Everything in the listing except the pictures should be written out exactly.

--- --- ---

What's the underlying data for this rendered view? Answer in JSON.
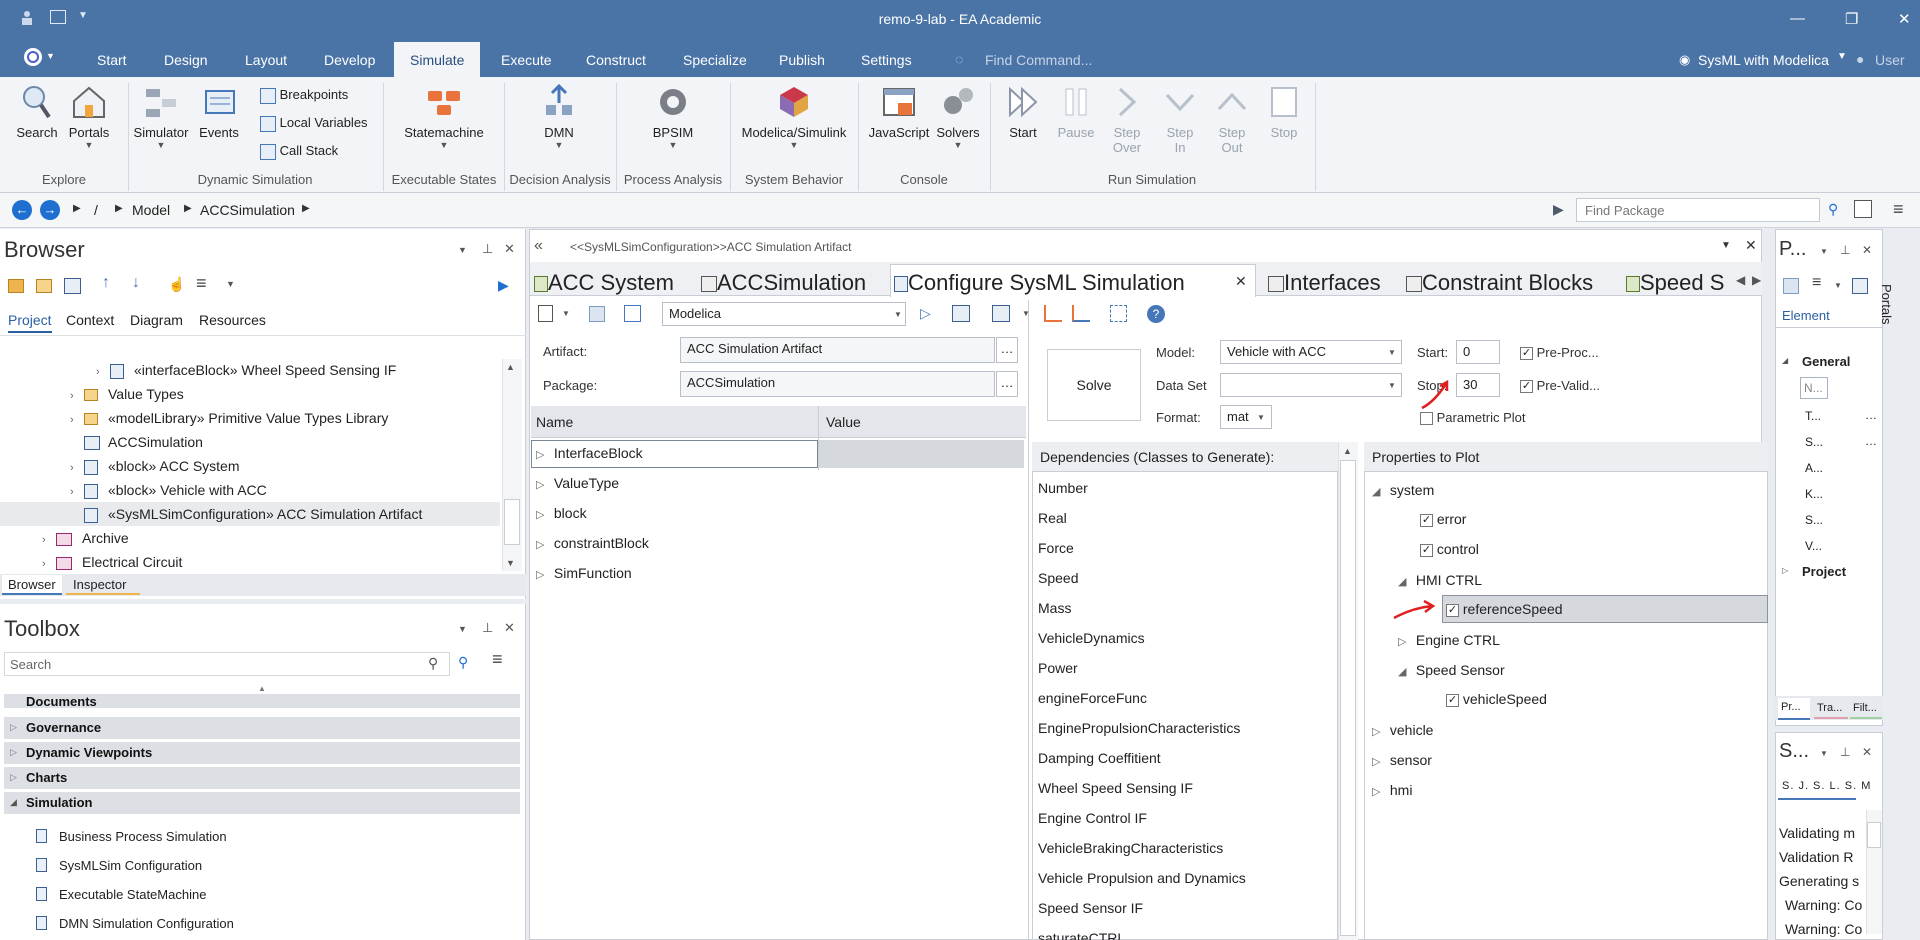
{
  "app": {
    "title": "remo-9-lab - EA Academic"
  },
  "menu": {
    "tabs": [
      "Start",
      "Design",
      "Layout",
      "Develop",
      "Simulate",
      "Execute",
      "Construct",
      "Specialize",
      "Publish",
      "Settings"
    ],
    "active": "Simulate",
    "find_command": "Find Command...",
    "perspective": "SysML with Modelica",
    "user": "User"
  },
  "ribbon": {
    "explore": {
      "group": "Explore",
      "search": "Search",
      "portals": "Portals"
    },
    "dynamic": {
      "group": "Dynamic Simulation",
      "simulator": "Simulator",
      "events": "Events",
      "breakpoints": "Breakpoints",
      "local_variables": "Local Variables",
      "call_stack": "Call Stack"
    },
    "executable": {
      "group": "Executable States",
      "statemachine": "Statemachine"
    },
    "decision": {
      "group": "Decision Analysis",
      "dmn": "DMN"
    },
    "process": {
      "group": "Process Analysis",
      "bpsim": "BPSIM"
    },
    "system": {
      "group": "System Behavior",
      "modelica": "Modelica/Simulink"
    },
    "console": {
      "group": "Console",
      "javascript": "JavaScript",
      "solvers": "Solvers"
    },
    "run": {
      "group": "Run Simulation",
      "start": "Start",
      "pause": "Pause",
      "step_over": "Step Over",
      "step_in": "Step In",
      "step_out": "Step Out",
      "stop": "Stop"
    }
  },
  "address": {
    "crumbs": [
      "/",
      "Model",
      "ACCSimulation"
    ],
    "find_package": "Find Package"
  },
  "browser": {
    "title": "Browser",
    "tabs": [
      "Project",
      "Context",
      "Diagram",
      "Resources"
    ],
    "rows": [
      "«interfaceBlock» Wheel Speed Sensing IF",
      "Value Types",
      "«modelLibrary» Primitive Value Types Library",
      "ACCSimulation",
      "«block» ACC System",
      "«block» Vehicle with ACC",
      "«SysMLSimConfiguration» ACC Simulation Artifact",
      "Archive",
      "Electrical Circuit"
    ],
    "bottom_tabs": [
      "Browser",
      "Inspector"
    ]
  },
  "toolbox": {
    "title": "Toolbox",
    "search_placeholder": "Search",
    "groups": [
      "Documents",
      "Governance",
      "Dynamic Viewpoints",
      "Charts",
      "Simulation"
    ],
    "items": [
      "Business Process Simulation",
      "SysMLSim Configuration",
      "Executable StateMachine",
      "DMN Simulation Configuration"
    ]
  },
  "editor": {
    "breadcrumb": "<<SysMLSimConfiguration>>ACC Simulation Artifact",
    "tabs": [
      "ACC System",
      "ACCSimulation",
      "Configure SysML Simulation",
      "Interfaces",
      "Constraint Blocks",
      "Speed S"
    ],
    "active_tab": "Configure SysML Simulation",
    "platform": "Modelica",
    "artifact_label": "Artifact:",
    "artifact_value": "ACC Simulation Artifact",
    "package_label": "Package:",
    "package_value": "ACCSimulation",
    "grid_headers": [
      "Name",
      "Value"
    ],
    "grid_rows": [
      "InterfaceBlock",
      "ValueType",
      "block",
      "constraintBlock",
      "SimFunction"
    ],
    "solve": "Solve",
    "model_label": "Model:",
    "model_value": "Vehicle with ACC",
    "dataset_label": "Data Set",
    "format_label": "Format:",
    "format_value": "mat",
    "start_label": "Start:",
    "start_value": "0",
    "stop_label": "Stop:",
    "stop_value": "30",
    "preproc": "Pre-Proc...",
    "prevalid": "Pre-Valid...",
    "parametric_plot": "Parametric Plot",
    "deps_title": "Dependencies (Classes to Generate):",
    "deps": [
      "Number",
      "Real",
      "Force",
      "Speed",
      "Mass",
      "VehicleDynamics",
      "Power",
      "engineForceFunc",
      "EnginePropulsionCharacteristics",
      "Damping Coeffitient",
      "Wheel Speed Sensing IF",
      "Engine Control IF",
      "VehicleBrakingCharacteristics",
      "Vehicle Propulsion and Dynamics",
      "Speed Sensor IF",
      "saturateCTRL"
    ],
    "props_title": "Properties to Plot",
    "props": {
      "system": "system",
      "error": "error",
      "control": "control",
      "hmi_ctrl": "HMI CTRL",
      "reference_speed": "referenceSpeed",
      "engine_ctrl": "Engine CTRL",
      "speed_sensor": "Speed Sensor",
      "vehicle_speed": "vehicleSpeed",
      "vehicle": "vehicle",
      "sensor": "sensor",
      "hmi": "hmi"
    }
  },
  "properties": {
    "title": "P...",
    "tab": "Element",
    "general": "General",
    "field_placeholder": "N...",
    "rows": [
      "T...",
      "S...",
      "A...",
      "K...",
      "S...",
      "V..."
    ],
    "project": "Project",
    "bottom_tabs": [
      "Pr...",
      "Tra...",
      "Filt..."
    ]
  },
  "portals": "Portals",
  "sim_panel": {
    "title": "S...",
    "tabs": "S. J. S. L. S. M",
    "lines": [
      "Validating m",
      "Validation R",
      "Generating s",
      "Warning: Co",
      "Warning: Co"
    ]
  }
}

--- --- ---

Exercise result:
What's the underlying data for this rendered view? Answer in JSON.
{
  "app": {
    "title": "remo-9-lab - EA Academic"
  },
  "menu": {
    "tabs": [
      "Start",
      "Design",
      "Layout",
      "Develop",
      "Simulate",
      "Execute",
      "Construct",
      "Specialize",
      "Publish",
      "Settings"
    ],
    "active": "Simulate",
    "find_command": "Find Command...",
    "perspective": "SysML with Modelica",
    "user": "User"
  },
  "ribbon": {
    "explore": {
      "group": "Explore",
      "search": "Search",
      "portals": "Portals"
    },
    "dynamic": {
      "group": "Dynamic Simulation",
      "simulator": "Simulator",
      "events": "Events",
      "breakpoints": "Breakpoints",
      "local_variables": "Local Variables",
      "call_stack": "Call Stack"
    },
    "executable": {
      "group": "Executable States",
      "statemachine": "Statemachine"
    },
    "decision": {
      "group": "Decision Analysis",
      "dmn": "DMN"
    },
    "process": {
      "group": "Process Analysis",
      "bpsim": "BPSIM"
    },
    "system": {
      "group": "System Behavior",
      "modelica": "Modelica/Simulink"
    },
    "console": {
      "group": "Console",
      "javascript": "JavaScript",
      "solvers": "Solvers"
    },
    "run": {
      "group": "Run Simulation",
      "start": "Start",
      "pause": "Pause",
      "step_over": "Step Over",
      "step_in": "Step In",
      "step_out": "Step Out",
      "stop": "Stop"
    }
  },
  "address": {
    "crumbs": [
      "/",
      "Model",
      "ACCSimulation"
    ],
    "find_package": "Find Package"
  },
  "browser": {
    "title": "Browser",
    "tabs": [
      "Project",
      "Context",
      "Diagram",
      "Resources"
    ],
    "rows": [
      "«interfaceBlock» Wheel Speed Sensing IF",
      "Value Types",
      "«modelLibrary» Primitive Value Types Library",
      "ACCSimulation",
      "«block» ACC System",
      "«block» Vehicle with ACC",
      "«SysMLSimConfiguration» ACC Simulation Artifact",
      "Archive",
      "Electrical Circuit"
    ],
    "bottom_tabs": [
      "Browser",
      "Inspector"
    ]
  },
  "toolbox": {
    "title": "Toolbox",
    "search_placeholder": "Search",
    "groups": [
      "Documents",
      "Governance",
      "Dynamic Viewpoints",
      "Charts",
      "Simulation"
    ],
    "items": [
      "Business Process Simulation",
      "SysMLSim Configuration",
      "Executable StateMachine",
      "DMN Simulation Configuration"
    ]
  },
  "editor": {
    "breadcrumb": "<<SysMLSimConfiguration>>ACC Simulation Artifact",
    "tabs": [
      "ACC System",
      "ACCSimulation",
      "Configure SysML Simulation",
      "Interfaces",
      "Constraint Blocks",
      "Speed S"
    ],
    "active_tab": "Configure SysML Simulation",
    "platform": "Modelica",
    "artifact_label": "Artifact:",
    "artifact_value": "ACC Simulation Artifact",
    "package_label": "Package:",
    "package_value": "ACCSimulation",
    "grid_headers": [
      "Name",
      "Value"
    ],
    "grid_rows": [
      "InterfaceBlock",
      "ValueType",
      "block",
      "constraintBlock",
      "SimFunction"
    ],
    "solve": "Solve",
    "model_label": "Model:",
    "model_value": "Vehicle with ACC",
    "dataset_label": "Data Set",
    "format_label": "Format:",
    "format_value": "mat",
    "start_label": "Start:",
    "start_value": "0",
    "stop_label": "Stop:",
    "stop_value": "30",
    "preproc": "Pre-Proc...",
    "prevalid": "Pre-Valid...",
    "parametric_plot": "Parametric Plot",
    "deps_title": "Dependencies (Classes to Generate):",
    "deps": [
      "Number",
      "Real",
      "Force",
      "Speed",
      "Mass",
      "VehicleDynamics",
      "Power",
      "engineForceFunc",
      "EnginePropulsionCharacteristics",
      "Damping Coeffitient",
      "Wheel Speed Sensing IF",
      "Engine Control IF",
      "VehicleBrakingCharacteristics",
      "Vehicle Propulsion and Dynamics",
      "Speed Sensor IF",
      "saturateCTRL"
    ],
    "props_title": "Properties to Plot",
    "props": {
      "system": "system",
      "error": "error",
      "control": "control",
      "hmi_ctrl": "HMI CTRL",
      "reference_speed": "referenceSpeed",
      "engine_ctrl": "Engine CTRL",
      "speed_sensor": "Speed Sensor",
      "vehicle_speed": "vehicleSpeed",
      "vehicle": "vehicle",
      "sensor": "sensor",
      "hmi": "hmi"
    }
  },
  "properties": {
    "title": "P...",
    "tab": "Element",
    "general": "General",
    "field_placeholder": "N...",
    "rows": [
      "T...",
      "S...",
      "A...",
      "K...",
      "S...",
      "V..."
    ],
    "project": "Project",
    "bottom_tabs": [
      "Pr...",
      "Tra...",
      "Filt..."
    ]
  },
  "portals": "Portals",
  "sim_panel": {
    "title": "S...",
    "tabs": "S. J. S. L. S. M",
    "lines": [
      "Validating m",
      "Validation R",
      "Generating s",
      "Warning: Co",
      "Warning: Co"
    ]
  }
}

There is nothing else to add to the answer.